Bringing awareness to HS is about educating physicians just as much as it is about educating patients and the rest of the world. My terrible experiences navigating the healthcare system played a significant part in why I became a health advocate and expanded my work to focus on health equity, policy, and lobbying.
My goal is to create generational change so people diagnosed with HS can receive a proper diagnosis at the onset of the disease, followed by effective treatment options, mental healthcare, and communal support. Every campaign, every video, every documentary, every reel, or every article is one step closer to eradicating the misinformation and diagnosis gaps in our community.
You talk about adopting a holistic approach to managing your HS symptoms. Can you discuss some of the lifestyle changes you made and how they have helped you improve your skin health and overall well-being?
I was well over 350 lbs., pre-diabetic, with HS and many other health issues. I started to think, “What effect is the food I’m eating having on my body? How is it impacting my HS symptoms?”

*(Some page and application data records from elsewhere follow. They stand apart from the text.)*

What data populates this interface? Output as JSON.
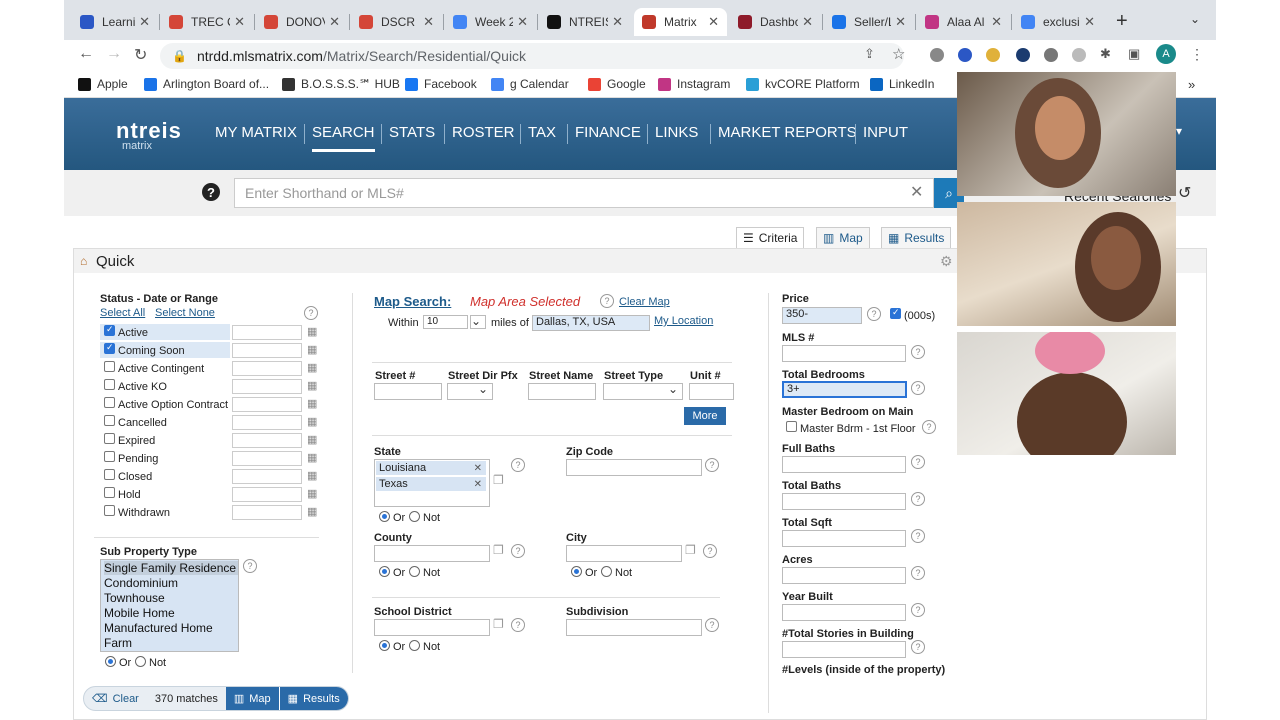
{
  "browser": {
    "tabs": [
      {
        "label": "Learnin",
        "color": "#2b57c5",
        "active": false
      },
      {
        "label": "TREC C",
        "color": "#d44638",
        "active": false
      },
      {
        "label": "DONOV",
        "color": "#d44638",
        "active": false
      },
      {
        "label": "DSCR F",
        "color": "#d44638",
        "active": false
      },
      {
        "label": "Week 2",
        "color": "#4285f4",
        "active": false
      },
      {
        "label": "NTREIS",
        "color": "#111111",
        "active": false
      },
      {
        "label": "Matrix",
        "color": "#c0392b",
        "active": true
      },
      {
        "label": "Dashbo",
        "color": "#8e1b2a",
        "active": false
      },
      {
        "label": "Seller/L",
        "color": "#1a73e8",
        "active": false
      },
      {
        "label": "Alaa Al",
        "color": "#c13584",
        "active": false
      },
      {
        "label": "exclusi",
        "color": "#4285f4",
        "active": false
      }
    ],
    "url_host": "ntrdd.mlsmatrix.com",
    "url_path": "/Matrix/Search/Residential/Quick",
    "profile_initial": "A",
    "bookmarks": [
      {
        "label": "Apple",
        "color": "#111111"
      },
      {
        "label": "Arlington Board of...",
        "color": "#1a73e8"
      },
      {
        "label": "B.O.S.S.S.℠ HUB",
        "color": "#333333"
      },
      {
        "label": "Facebook",
        "color": "#1877f2"
      },
      {
        "label": "g Calendar",
        "color": "#4285f4"
      },
      {
        "label": "Google",
        "color": "#ea4335"
      },
      {
        "label": "Instagram",
        "color": "#c13584"
      },
      {
        "label": "kvCORE Platform",
        "color": "#2a9fd6"
      },
      {
        "label": "LinkedIn",
        "color": "#0a66c2"
      }
    ]
  },
  "matrix": {
    "logo_main": "ntreis",
    "logo_sub": "matrix",
    "nav": [
      "MY MATRIX",
      "SEARCH",
      "STATS",
      "ROSTER",
      "TAX",
      "FINANCE",
      "LINKS",
      "MARKET REPORTS",
      "INPUT"
    ],
    "nav_active": "SEARCH",
    "shorthand_placeholder": "Enter Shorthand or MLS#",
    "recent_searches": "Recent Searches",
    "view_tabs": [
      "Criteria",
      "Map",
      "Results"
    ],
    "panel_title": "Quick"
  },
  "status": {
    "label": "Status - Date or Range",
    "select_all": "Select All",
    "select_none": "Select None",
    "items": [
      {
        "label": "Active",
        "checked": true
      },
      {
        "label": "Coming Soon",
        "checked": true
      },
      {
        "label": "Active Contingent",
        "checked": false
      },
      {
        "label": "Active KO",
        "checked": false
      },
      {
        "label": "Active Option Contract",
        "checked": false
      },
      {
        "label": "Cancelled",
        "checked": false
      },
      {
        "label": "Expired",
        "checked": false
      },
      {
        "label": "Pending",
        "checked": false
      },
      {
        "label": "Closed",
        "checked": false
      },
      {
        "label": "Hold",
        "checked": false
      },
      {
        "label": "Withdrawn",
        "checked": false
      }
    ]
  },
  "subtype": {
    "label": "Sub Property Type",
    "items": [
      "Single Family Residence",
      "Condominium",
      "Townhouse",
      "Mobile Home",
      "Manufactured Home",
      "Farm"
    ],
    "or": "Or",
    "not": "Not"
  },
  "map": {
    "label": "Map Search:",
    "area_selected": "Map Area Selected",
    "clear_map": "Clear Map",
    "within": "Within",
    "miles_value": "10",
    "miles_of": "miles of",
    "location_value": "Dallas, TX, USA",
    "my_location": "My Location"
  },
  "street": {
    "num": "Street #",
    "dir": "Street Dir Pfx",
    "name": "Street Name",
    "type": "Street Type",
    "unit": "Unit #",
    "more": "More"
  },
  "state": {
    "label": "State",
    "values": [
      "Louisiana",
      "Texas"
    ],
    "or": "Or",
    "not": "Not"
  },
  "zip": {
    "label": "Zip Code"
  },
  "county": {
    "label": "County",
    "or": "Or",
    "not": "Not"
  },
  "city": {
    "label": "City",
    "or": "Or",
    "not": "Not"
  },
  "school": {
    "label": "School District",
    "or": "Or",
    "not": "Not"
  },
  "subdivision": {
    "label": "Subdivision"
  },
  "right": {
    "price": "Price",
    "price_value": "350-",
    "thousands": "(000s)",
    "mls": "MLS #",
    "total_bedrooms": "Total Bedrooms",
    "bedrooms_value": "3+",
    "master_main": "Master Bedroom on Main",
    "master_option": "Master Bdrm - 1st Floor",
    "full_baths": "Full Baths",
    "total_baths": "Total Baths",
    "total_sqft": "Total Sqft",
    "acres": "Acres",
    "year_built": "Year Built",
    "stories": "#Total Stories in Building",
    "levels": "#Levels (inside of the property)"
  },
  "bottom": {
    "clear": "Clear",
    "matches": "370 matches",
    "map": "Map",
    "results": "Results"
  }
}
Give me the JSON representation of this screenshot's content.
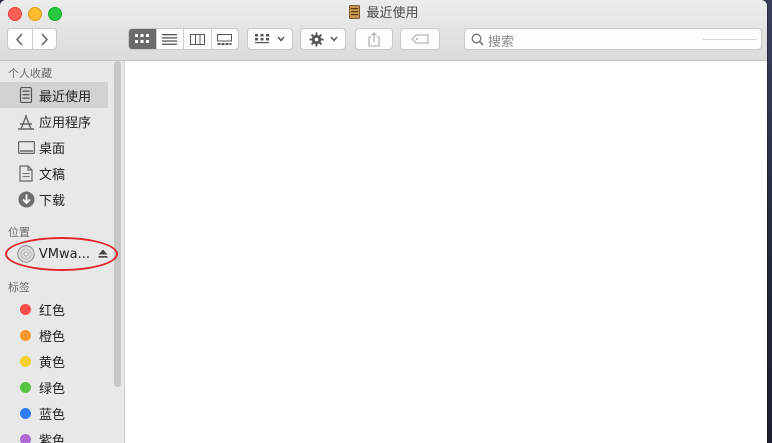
{
  "window": {
    "title": "最近使用"
  },
  "search": {
    "placeholder": "搜索"
  },
  "sidebar": {
    "favorites_header": "个人收藏",
    "favorites": [
      {
        "label": "最近使用",
        "icon": "recents-icon"
      },
      {
        "label": "应用程序",
        "icon": "applications-icon"
      },
      {
        "label": "桌面",
        "icon": "desktop-icon"
      },
      {
        "label": "文稿",
        "icon": "documents-icon"
      },
      {
        "label": "下载",
        "icon": "downloads-icon"
      }
    ],
    "locations_header": "位置",
    "locations": [
      {
        "label": "VMwa...",
        "icon": "disc-icon"
      }
    ],
    "tags_header": "标签",
    "tags": [
      {
        "label": "红色",
        "color": "#fc4b4b"
      },
      {
        "label": "橙色",
        "color": "#f5982b"
      },
      {
        "label": "黄色",
        "color": "#f7cf2a"
      },
      {
        "label": "绿色",
        "color": "#55c441"
      },
      {
        "label": "蓝色",
        "color": "#2f7cf6"
      },
      {
        "label": "紫色",
        "color": "#b06ad6"
      }
    ]
  },
  "annotation": {
    "color": "#e0262e"
  }
}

At first, my journey was about overall health, then I wanted to see what would happen to my HS as a result of improving my overall quality of life. Instead of taking the bus, I’d walk. This turned into monitoring my caloric intake, and eventually I started an elimination diet of cutting out pork, beef, chicken, fish, dairy, and processed foods, one by one.
Being practically vegetarian; my father inspired me to juice. This journey led me to lose over 150 lbs., which caused my HS to go into remission. Some of my wounds were surgically removed, but some healed on their own.
I went under the knife to remove the HS in my groin area, which left me with terrible results and caused me to go into a deep depression. I experienced a devastating loss and ate everything that triggered my condition. I developed an abscess the size of a tennis ball in my groin area and could barely walk.
The vegan diet that once helped me get into remission made me sick. I adopted the autoimmune protocol diet (AIP); a strict, anti-inflammatory diet that helped get my life back. One of the most significant factors that contributed to my inflammation was stress and hormones. When I regulate the stress hormones in my body, my HS can and does heal itself.
Through your non-profit, The Association of Hidradenitis Suppurativa and Inflammatory Disease (AHSID), you aim to empower the HS and inflammatory disease communities. What advice do you have for others who may be struggling to manage their symptoms or find effective treatments, and how can they become advocates for their own health?
For those who are struggling with managing HS and finding effective treatments, I encourage you to educate yourself through non-profit organizations, support groups, and foundations like AHSID, Hidradenitis and Me, HS Heroes, Hope for HS, Help for HS, Embrace Health Nutrition, the International Association of Hidradenitis Suppurativa Network, Inc., the HS Foundation, HSConnect, and other online support groups and organizations.
Following and reaching out to these groups can help shape your journey and put you in touch with powerful resources that impact your ability to advocate for yourself both in and outside of the doctor’s office.
Is there anything else you’d like to share with our readers?
You’re not alone. More people are living with HS than you know. Our network is strong, don’t be afraid to find your community online or even create your own. Your diagnosis doesn’t mean that you aren’t deserving of life, happiness, success, or beauty; you deserve all these things and more! It is possible to be in remission. It might take time to determine what treatment will lead to that result, but it’s possible. Don’t give up!